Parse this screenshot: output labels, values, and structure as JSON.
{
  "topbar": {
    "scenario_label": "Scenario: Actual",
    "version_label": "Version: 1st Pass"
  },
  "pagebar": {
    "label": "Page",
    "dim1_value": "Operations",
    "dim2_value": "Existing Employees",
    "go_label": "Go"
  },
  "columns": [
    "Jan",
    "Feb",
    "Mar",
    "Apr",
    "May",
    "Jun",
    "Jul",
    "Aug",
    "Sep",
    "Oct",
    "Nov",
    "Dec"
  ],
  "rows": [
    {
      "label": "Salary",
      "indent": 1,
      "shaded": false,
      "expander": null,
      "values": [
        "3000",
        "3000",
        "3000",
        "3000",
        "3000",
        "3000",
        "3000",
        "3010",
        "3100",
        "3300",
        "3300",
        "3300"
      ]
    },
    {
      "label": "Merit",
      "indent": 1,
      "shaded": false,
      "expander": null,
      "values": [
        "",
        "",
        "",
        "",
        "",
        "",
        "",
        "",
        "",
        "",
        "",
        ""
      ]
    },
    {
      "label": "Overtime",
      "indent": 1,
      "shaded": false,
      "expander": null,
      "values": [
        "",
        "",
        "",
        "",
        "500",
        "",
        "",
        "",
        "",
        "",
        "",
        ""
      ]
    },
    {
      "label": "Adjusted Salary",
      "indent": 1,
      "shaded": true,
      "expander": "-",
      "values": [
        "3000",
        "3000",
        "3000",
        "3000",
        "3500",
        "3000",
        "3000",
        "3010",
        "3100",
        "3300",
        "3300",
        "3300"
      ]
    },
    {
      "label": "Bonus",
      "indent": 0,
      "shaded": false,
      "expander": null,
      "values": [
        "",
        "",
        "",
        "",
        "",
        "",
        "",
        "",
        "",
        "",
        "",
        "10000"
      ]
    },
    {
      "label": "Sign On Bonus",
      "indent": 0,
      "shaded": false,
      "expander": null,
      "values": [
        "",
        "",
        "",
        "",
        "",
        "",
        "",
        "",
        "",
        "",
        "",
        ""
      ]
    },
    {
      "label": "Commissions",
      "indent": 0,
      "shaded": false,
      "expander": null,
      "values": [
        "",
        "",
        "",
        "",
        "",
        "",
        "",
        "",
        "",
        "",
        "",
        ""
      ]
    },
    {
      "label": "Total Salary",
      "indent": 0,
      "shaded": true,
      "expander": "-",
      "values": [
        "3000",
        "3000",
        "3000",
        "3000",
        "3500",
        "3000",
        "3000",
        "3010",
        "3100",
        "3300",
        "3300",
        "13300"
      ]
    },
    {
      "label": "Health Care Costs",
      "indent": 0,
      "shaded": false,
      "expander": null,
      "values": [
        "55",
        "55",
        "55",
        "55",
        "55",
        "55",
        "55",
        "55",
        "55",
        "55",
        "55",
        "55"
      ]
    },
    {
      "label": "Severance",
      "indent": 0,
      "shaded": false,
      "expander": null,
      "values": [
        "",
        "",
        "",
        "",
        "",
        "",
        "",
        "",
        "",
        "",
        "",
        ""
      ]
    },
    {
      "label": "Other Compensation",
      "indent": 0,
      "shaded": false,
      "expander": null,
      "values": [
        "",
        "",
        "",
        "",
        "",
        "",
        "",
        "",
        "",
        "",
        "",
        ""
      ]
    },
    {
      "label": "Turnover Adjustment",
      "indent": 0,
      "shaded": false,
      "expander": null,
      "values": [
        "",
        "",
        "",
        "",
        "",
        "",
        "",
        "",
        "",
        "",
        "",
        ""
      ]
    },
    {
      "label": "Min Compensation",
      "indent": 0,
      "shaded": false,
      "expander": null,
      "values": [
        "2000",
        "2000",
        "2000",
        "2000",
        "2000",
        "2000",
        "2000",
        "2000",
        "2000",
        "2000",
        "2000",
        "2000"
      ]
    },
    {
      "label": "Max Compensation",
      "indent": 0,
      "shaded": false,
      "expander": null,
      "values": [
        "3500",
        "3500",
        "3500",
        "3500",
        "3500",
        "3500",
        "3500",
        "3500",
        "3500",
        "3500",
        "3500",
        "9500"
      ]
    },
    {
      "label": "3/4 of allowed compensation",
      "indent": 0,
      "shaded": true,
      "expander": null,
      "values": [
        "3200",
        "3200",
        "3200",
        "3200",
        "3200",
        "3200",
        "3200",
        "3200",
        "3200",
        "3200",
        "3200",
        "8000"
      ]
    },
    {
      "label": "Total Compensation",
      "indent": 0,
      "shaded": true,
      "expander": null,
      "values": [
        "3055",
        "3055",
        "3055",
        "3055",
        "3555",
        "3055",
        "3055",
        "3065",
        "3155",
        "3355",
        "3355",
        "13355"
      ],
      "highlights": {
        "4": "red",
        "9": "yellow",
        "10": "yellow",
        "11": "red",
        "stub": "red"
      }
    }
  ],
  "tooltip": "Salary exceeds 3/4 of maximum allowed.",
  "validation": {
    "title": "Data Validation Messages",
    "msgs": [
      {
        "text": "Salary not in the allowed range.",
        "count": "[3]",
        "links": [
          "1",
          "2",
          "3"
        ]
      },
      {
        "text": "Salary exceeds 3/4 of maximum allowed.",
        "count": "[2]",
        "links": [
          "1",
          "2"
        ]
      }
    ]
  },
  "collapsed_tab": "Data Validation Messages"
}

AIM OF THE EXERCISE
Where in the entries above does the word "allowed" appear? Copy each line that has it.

ANSWER BOX
      "label": "3/4 of allowed compensation",
  "tooltip": "Salary exceeds 3/4 of maximum allowed.",
        "text": "Salary not in the allowed range.",
        "text": "Salary exceeds 3/4 of maximum allowed.",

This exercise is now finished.